Others argue that random controlled trials (RCT), the gold standard, are lacking, and I’ve found this to have validity; for example, if you turn to the highly regarded Cochrane database, combing scores of medical journals, only one study turns up and it’s equivocal, recommending more randomized testing.
For all the claims that meditation can reduce the risk of heart attack and stroke, the American Heart Association has reserved judgment. While its definitive report, published in April of this year, does indicate that TM can reduce blood pressure, it urges more research and assigns a lower rating to alternative meditation therapies. I don’t see a problem here. Meditation shouldn’t occur in isolation, but in concert with medication when needed, surgery when required, healthier food choices, and regular exercise as constants.
Meditation enthusiasts will rave about its benefits, how it’s made them calmer, more relaxed, better able to deal with both themselves and others, etc., but this is the stuff of anecdote, not science, Just how do you quantify happiness? And yet if we see behavioral change such as freedom from drugs; a happier disposition; a gentler, more loving person, we may not be able to measure it, but we know something is going on.
Frankly, I’m impressed with what doctors like Benson and Kabat-Zinn have uncovered. To be sure, it’s a new science with bumps that need smoothing out, but its future lies in its promise and the empirical base on which it rests.
It seems The American Psychological Association APA) is on board, giving a resounding endorsement to MBSR. (See Davis and Hayes. “What are the benefits of mindfulness?” Monitor on Psychology. July/August2012. Vol. 43, No. 7.)
Of course, you can resort to SSRIs like Effexor, Zoloft and Lexapro, or quick fixes through benzies like Xanax or Valium, but they come with baggage, or side effects, sometimes worse than any proffered cure. By the way, research has demonstrated that MBSR is at least half as effective in treating stress as SSRIs. It’ so effective that the UK’s National Institute for Health and Clinical Excellence has listed MBSR among primary therapies for depression.

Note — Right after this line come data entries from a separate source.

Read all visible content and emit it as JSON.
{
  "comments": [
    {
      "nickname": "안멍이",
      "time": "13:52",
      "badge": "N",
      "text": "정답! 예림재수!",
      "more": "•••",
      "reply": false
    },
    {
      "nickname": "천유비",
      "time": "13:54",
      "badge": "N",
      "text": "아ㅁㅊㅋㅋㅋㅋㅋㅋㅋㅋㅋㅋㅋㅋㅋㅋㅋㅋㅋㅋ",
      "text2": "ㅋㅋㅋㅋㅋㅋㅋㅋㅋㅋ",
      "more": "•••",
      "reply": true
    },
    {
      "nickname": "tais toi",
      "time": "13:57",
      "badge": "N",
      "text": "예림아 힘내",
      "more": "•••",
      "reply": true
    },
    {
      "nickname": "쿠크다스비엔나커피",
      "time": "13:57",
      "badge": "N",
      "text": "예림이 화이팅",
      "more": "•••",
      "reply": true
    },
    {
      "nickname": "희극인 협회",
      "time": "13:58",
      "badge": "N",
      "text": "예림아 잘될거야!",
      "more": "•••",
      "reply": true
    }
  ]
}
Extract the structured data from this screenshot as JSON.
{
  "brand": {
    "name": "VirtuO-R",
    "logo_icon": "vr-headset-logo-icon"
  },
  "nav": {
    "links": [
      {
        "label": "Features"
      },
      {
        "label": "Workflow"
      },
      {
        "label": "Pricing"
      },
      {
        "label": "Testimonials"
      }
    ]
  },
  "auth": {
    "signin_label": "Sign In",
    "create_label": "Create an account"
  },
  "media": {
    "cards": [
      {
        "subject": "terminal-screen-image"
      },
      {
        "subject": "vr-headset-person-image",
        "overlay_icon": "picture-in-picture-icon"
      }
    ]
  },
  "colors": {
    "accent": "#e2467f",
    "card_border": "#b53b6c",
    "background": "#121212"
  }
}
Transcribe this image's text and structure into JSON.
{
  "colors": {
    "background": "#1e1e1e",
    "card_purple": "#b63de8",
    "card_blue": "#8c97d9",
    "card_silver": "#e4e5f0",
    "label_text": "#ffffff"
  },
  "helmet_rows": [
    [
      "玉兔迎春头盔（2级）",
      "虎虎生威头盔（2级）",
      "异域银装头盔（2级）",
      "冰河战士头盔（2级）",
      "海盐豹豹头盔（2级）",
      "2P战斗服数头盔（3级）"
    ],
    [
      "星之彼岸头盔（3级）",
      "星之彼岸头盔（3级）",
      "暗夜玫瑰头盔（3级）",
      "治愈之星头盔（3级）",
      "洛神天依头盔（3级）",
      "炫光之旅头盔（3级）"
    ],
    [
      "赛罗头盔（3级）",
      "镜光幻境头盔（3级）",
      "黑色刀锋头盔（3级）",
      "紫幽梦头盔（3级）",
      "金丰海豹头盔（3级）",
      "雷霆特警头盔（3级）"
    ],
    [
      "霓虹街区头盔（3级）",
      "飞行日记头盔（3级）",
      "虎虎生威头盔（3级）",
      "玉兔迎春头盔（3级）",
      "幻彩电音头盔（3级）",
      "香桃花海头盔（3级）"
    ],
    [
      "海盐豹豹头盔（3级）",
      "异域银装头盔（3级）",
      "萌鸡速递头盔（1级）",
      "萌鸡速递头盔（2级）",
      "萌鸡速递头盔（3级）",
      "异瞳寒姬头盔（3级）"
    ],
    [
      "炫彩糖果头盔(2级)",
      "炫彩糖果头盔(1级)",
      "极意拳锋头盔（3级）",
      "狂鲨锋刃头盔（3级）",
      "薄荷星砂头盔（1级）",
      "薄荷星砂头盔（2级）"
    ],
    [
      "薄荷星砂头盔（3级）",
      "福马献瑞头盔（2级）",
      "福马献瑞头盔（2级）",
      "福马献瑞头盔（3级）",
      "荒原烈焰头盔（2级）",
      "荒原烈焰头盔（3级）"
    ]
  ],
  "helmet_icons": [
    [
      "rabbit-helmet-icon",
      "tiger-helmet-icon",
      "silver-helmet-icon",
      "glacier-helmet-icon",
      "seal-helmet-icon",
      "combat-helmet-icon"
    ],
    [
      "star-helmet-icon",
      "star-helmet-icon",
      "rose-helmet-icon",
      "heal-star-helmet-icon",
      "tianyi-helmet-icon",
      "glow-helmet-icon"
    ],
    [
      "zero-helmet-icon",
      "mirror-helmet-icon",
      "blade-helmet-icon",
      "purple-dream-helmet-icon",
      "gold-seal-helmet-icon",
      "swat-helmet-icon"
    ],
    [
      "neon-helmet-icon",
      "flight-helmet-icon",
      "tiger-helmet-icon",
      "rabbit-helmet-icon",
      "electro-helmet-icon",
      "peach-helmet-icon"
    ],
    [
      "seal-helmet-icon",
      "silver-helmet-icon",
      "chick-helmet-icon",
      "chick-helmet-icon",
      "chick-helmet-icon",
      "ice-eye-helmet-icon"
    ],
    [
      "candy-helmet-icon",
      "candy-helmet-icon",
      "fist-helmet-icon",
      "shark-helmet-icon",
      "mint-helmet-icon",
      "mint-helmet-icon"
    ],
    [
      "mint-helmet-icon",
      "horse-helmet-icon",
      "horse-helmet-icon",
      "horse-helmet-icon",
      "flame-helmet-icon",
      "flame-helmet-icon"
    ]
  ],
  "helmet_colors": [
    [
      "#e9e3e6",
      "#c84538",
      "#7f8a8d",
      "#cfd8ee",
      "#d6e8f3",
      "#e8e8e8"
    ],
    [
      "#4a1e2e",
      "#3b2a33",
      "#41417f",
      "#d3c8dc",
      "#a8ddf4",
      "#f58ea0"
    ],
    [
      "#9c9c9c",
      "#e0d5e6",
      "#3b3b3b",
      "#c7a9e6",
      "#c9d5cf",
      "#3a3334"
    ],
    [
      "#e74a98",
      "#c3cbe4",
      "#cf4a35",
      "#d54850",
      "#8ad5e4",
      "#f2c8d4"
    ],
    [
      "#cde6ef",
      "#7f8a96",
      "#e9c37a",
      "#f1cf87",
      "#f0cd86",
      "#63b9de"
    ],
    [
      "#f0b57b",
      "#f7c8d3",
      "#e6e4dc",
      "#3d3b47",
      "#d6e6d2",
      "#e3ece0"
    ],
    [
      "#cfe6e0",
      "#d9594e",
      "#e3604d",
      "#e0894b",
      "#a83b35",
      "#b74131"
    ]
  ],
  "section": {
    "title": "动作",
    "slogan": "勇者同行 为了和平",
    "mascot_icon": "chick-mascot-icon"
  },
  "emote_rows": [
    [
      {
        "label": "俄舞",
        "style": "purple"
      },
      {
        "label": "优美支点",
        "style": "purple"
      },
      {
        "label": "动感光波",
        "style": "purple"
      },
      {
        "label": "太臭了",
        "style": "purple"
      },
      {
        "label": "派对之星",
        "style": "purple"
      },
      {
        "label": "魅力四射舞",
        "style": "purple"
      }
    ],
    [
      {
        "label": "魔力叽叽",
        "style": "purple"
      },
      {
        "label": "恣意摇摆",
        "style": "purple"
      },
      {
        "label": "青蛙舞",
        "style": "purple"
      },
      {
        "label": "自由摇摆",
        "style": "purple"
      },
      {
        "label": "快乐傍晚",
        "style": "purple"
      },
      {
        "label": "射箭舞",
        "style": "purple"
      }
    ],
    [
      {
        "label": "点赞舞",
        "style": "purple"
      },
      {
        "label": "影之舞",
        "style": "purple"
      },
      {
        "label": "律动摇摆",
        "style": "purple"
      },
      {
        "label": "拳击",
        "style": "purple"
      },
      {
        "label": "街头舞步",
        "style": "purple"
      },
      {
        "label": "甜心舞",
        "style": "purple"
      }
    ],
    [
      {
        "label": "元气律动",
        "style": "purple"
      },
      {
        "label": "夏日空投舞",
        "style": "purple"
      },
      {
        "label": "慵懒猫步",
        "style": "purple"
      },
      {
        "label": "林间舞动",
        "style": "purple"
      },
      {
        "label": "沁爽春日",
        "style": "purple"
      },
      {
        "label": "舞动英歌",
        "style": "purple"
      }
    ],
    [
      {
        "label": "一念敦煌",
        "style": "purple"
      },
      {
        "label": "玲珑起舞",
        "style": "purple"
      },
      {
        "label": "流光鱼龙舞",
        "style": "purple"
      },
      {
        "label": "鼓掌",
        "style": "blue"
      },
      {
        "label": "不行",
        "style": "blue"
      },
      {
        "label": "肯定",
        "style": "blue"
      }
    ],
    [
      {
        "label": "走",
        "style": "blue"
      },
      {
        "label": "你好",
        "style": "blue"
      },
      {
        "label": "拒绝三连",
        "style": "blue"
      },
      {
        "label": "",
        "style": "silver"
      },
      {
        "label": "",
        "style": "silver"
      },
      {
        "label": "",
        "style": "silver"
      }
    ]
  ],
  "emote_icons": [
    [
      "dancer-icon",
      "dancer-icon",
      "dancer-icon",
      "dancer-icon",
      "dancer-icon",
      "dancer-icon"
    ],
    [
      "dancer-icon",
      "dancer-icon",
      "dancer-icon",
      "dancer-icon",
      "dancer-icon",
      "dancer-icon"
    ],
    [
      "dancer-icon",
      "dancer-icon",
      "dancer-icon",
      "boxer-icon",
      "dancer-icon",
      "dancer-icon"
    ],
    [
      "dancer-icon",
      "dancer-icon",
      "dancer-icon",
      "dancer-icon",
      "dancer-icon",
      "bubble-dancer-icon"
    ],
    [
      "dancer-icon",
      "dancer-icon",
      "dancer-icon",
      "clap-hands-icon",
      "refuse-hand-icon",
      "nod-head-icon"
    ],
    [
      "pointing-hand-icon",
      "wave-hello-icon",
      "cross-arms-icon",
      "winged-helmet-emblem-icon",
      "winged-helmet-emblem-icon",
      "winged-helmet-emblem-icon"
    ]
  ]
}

As a final caveat, do you remember James Randi, skeptic extraordinaire, debunker of the paranormal? Though he dismisses TM for its lavish claims that include levitation and psychic prowess to influence social behavior, he nonetheless can accept a relaxation response as ameliorating physical and psychological health, whether through meditation or some other means like music or just plain rest.
That makes sense to me. After all, isn’t this what meditation comes down to–indulgence in time out? We all need that.
Teach us to be still.